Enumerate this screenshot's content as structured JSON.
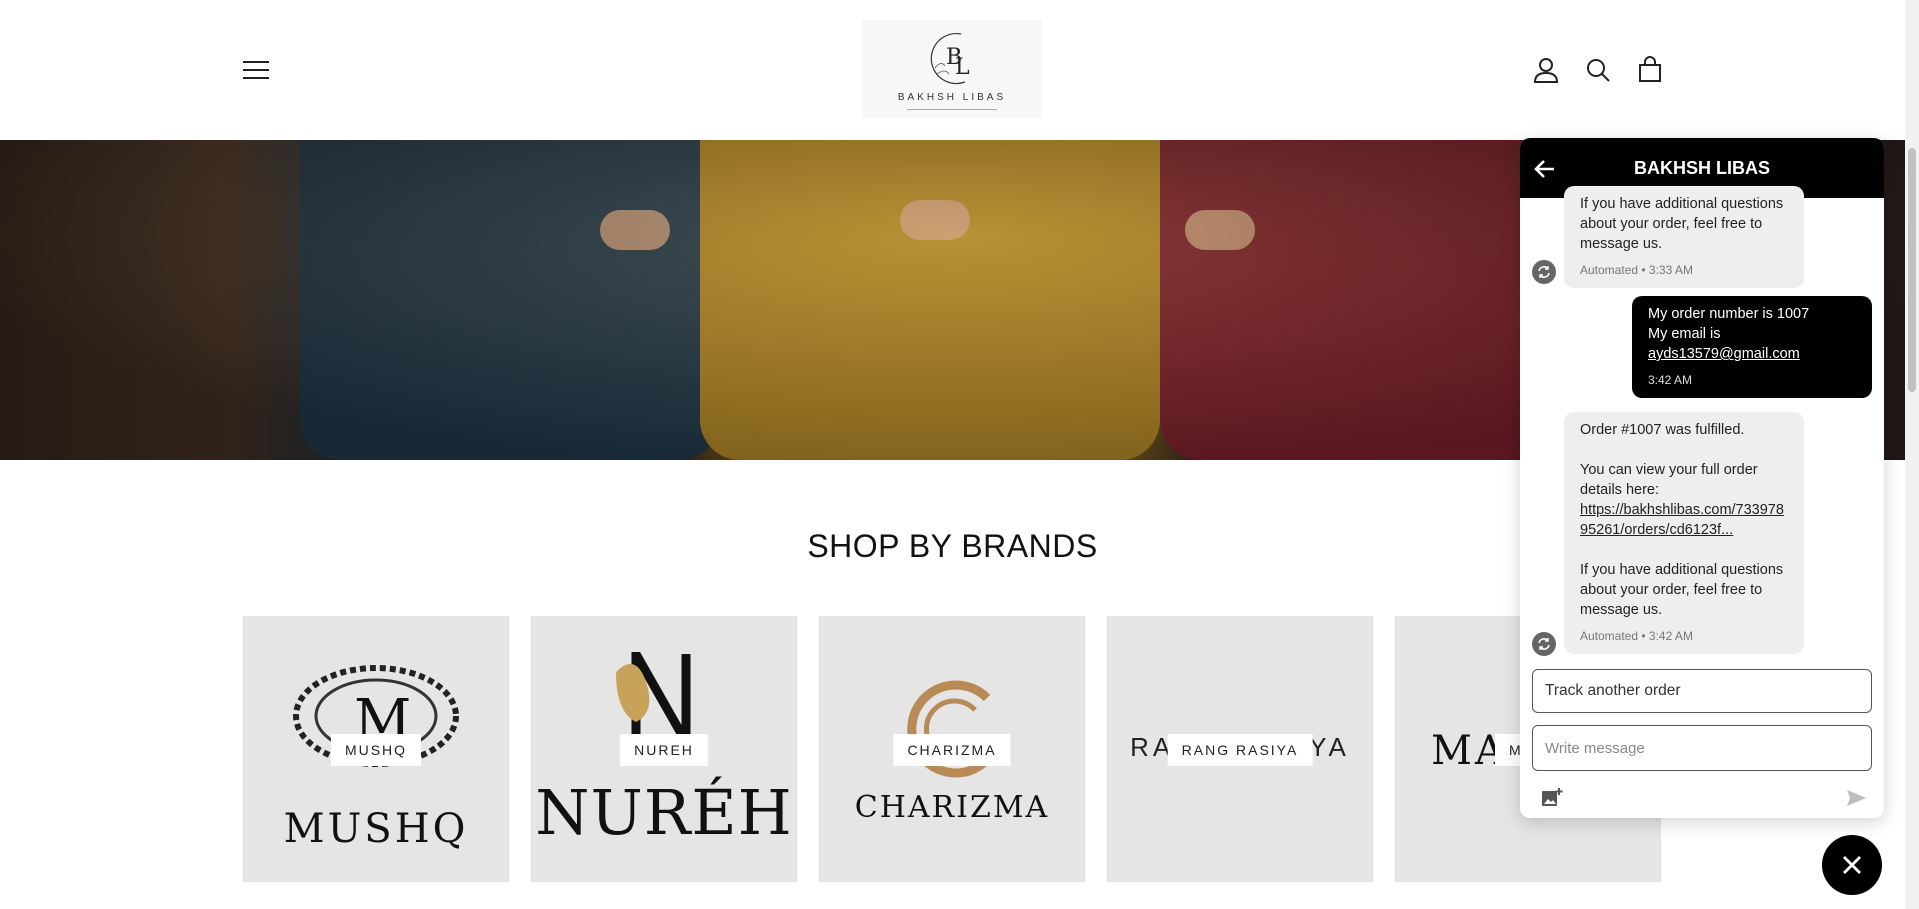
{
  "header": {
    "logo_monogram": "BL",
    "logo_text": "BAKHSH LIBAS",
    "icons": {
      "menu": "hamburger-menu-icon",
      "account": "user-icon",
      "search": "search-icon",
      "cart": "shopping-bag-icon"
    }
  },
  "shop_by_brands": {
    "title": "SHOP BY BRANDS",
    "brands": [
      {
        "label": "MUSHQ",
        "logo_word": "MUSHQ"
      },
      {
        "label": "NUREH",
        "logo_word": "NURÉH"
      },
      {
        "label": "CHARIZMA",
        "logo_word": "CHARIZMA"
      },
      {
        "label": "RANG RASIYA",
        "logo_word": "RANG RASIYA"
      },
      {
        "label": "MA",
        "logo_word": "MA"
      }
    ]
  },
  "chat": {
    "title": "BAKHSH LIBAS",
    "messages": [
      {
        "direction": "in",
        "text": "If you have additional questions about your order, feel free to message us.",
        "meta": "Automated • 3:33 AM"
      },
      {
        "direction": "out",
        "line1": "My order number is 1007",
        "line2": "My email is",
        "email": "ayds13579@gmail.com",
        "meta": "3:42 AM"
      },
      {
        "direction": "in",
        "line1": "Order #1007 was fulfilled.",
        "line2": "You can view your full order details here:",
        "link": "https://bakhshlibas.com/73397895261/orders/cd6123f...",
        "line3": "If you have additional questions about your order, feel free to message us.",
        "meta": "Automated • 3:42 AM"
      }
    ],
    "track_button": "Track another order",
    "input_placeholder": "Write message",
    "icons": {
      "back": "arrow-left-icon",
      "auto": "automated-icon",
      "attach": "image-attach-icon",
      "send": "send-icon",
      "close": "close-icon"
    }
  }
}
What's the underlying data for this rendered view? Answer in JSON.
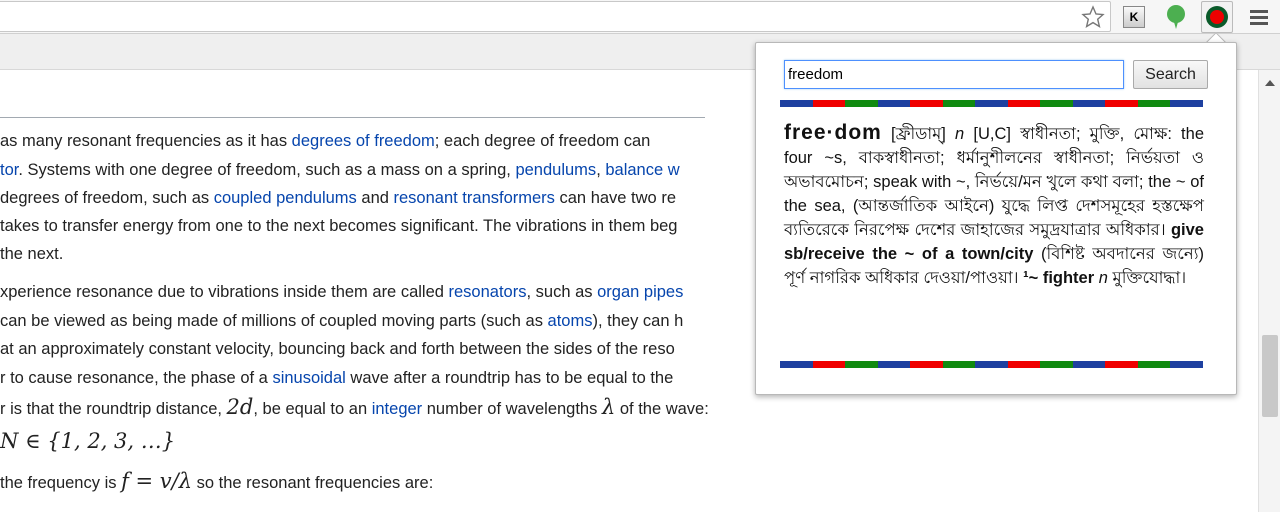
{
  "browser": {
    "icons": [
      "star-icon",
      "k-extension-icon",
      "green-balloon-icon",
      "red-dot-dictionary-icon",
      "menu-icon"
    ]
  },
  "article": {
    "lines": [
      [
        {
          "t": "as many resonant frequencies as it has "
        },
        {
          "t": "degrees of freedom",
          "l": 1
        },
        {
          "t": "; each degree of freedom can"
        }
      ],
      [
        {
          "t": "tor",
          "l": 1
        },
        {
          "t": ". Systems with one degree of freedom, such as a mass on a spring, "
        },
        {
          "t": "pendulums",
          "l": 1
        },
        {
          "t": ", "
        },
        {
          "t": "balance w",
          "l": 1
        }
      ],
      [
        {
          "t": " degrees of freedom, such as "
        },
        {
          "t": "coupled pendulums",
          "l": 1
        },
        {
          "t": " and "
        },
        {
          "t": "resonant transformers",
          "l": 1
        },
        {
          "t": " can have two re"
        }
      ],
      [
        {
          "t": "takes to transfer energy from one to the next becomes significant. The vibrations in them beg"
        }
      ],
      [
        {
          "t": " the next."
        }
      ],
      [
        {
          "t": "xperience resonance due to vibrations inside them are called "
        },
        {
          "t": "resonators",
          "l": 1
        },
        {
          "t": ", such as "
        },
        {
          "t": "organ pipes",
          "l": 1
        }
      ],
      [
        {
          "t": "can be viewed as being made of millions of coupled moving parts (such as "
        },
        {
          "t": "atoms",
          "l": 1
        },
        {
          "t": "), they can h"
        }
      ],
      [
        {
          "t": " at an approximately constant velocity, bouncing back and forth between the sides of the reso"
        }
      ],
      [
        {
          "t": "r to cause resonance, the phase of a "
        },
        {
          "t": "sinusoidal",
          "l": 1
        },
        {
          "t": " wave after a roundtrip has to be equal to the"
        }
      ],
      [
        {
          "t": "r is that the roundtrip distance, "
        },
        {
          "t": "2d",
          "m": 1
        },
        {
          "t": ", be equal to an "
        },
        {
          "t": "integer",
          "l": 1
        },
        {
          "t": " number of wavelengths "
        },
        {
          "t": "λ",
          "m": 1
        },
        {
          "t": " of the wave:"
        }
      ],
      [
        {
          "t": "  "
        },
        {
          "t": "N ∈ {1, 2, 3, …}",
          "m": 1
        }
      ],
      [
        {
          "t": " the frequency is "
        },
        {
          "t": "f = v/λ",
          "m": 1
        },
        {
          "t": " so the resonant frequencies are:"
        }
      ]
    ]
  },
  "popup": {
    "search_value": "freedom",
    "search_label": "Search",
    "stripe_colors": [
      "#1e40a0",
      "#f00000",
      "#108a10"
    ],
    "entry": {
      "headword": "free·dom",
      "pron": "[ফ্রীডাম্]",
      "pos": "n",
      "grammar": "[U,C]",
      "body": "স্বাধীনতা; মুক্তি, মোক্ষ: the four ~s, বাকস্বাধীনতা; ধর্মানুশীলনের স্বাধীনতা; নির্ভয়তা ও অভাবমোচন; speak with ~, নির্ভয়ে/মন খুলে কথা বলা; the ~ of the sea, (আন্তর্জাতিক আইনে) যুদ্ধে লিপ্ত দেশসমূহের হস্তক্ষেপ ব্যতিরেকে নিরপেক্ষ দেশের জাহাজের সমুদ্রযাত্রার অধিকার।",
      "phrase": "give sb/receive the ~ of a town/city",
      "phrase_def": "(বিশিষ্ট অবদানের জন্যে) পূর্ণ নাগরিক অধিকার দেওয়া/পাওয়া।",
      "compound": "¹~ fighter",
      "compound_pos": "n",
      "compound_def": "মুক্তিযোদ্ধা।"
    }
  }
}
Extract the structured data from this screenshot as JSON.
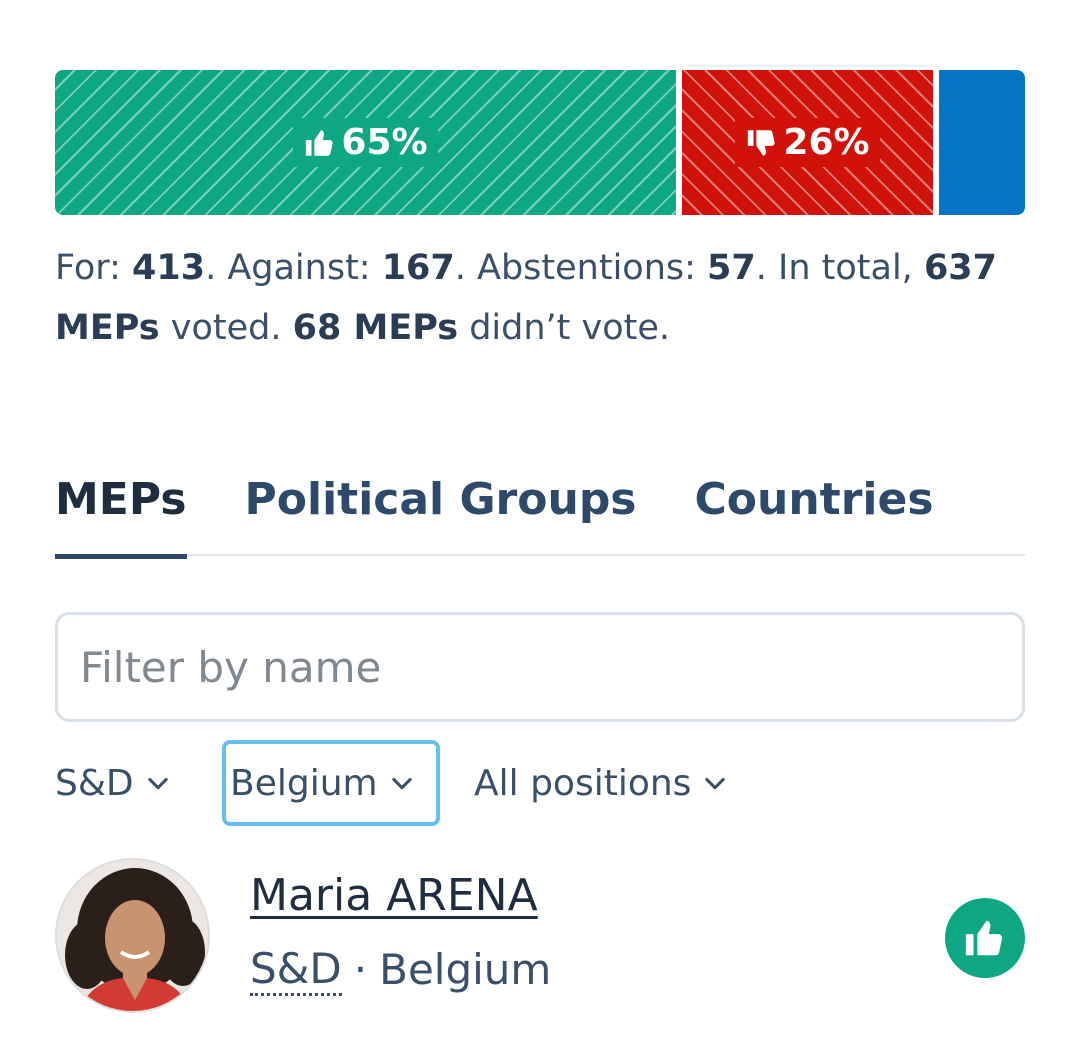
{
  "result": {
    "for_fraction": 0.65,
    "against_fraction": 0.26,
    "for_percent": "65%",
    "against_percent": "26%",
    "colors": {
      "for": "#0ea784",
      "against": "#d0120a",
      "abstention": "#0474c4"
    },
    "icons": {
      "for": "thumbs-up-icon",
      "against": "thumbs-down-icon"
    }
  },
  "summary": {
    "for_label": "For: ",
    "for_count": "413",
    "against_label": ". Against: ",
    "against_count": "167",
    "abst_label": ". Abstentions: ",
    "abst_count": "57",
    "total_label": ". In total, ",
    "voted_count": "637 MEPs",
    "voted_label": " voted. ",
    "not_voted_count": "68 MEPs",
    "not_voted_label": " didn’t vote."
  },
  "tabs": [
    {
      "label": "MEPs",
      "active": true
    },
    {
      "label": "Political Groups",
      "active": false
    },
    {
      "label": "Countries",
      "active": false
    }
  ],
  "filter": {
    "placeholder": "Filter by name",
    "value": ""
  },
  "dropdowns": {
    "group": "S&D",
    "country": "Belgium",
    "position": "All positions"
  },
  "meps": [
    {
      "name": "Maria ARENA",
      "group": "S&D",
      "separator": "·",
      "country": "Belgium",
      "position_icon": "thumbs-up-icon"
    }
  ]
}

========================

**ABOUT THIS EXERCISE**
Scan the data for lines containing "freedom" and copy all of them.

**TASK OUTPUT**
          "t": "degrees of freedom",
          "t": "; each degree of freedom can"
          "t": ". Systems with one degree of freedom, such as a mass on a spring, "
          "t": " degrees of freedom, such as "
    "search_value": "freedom",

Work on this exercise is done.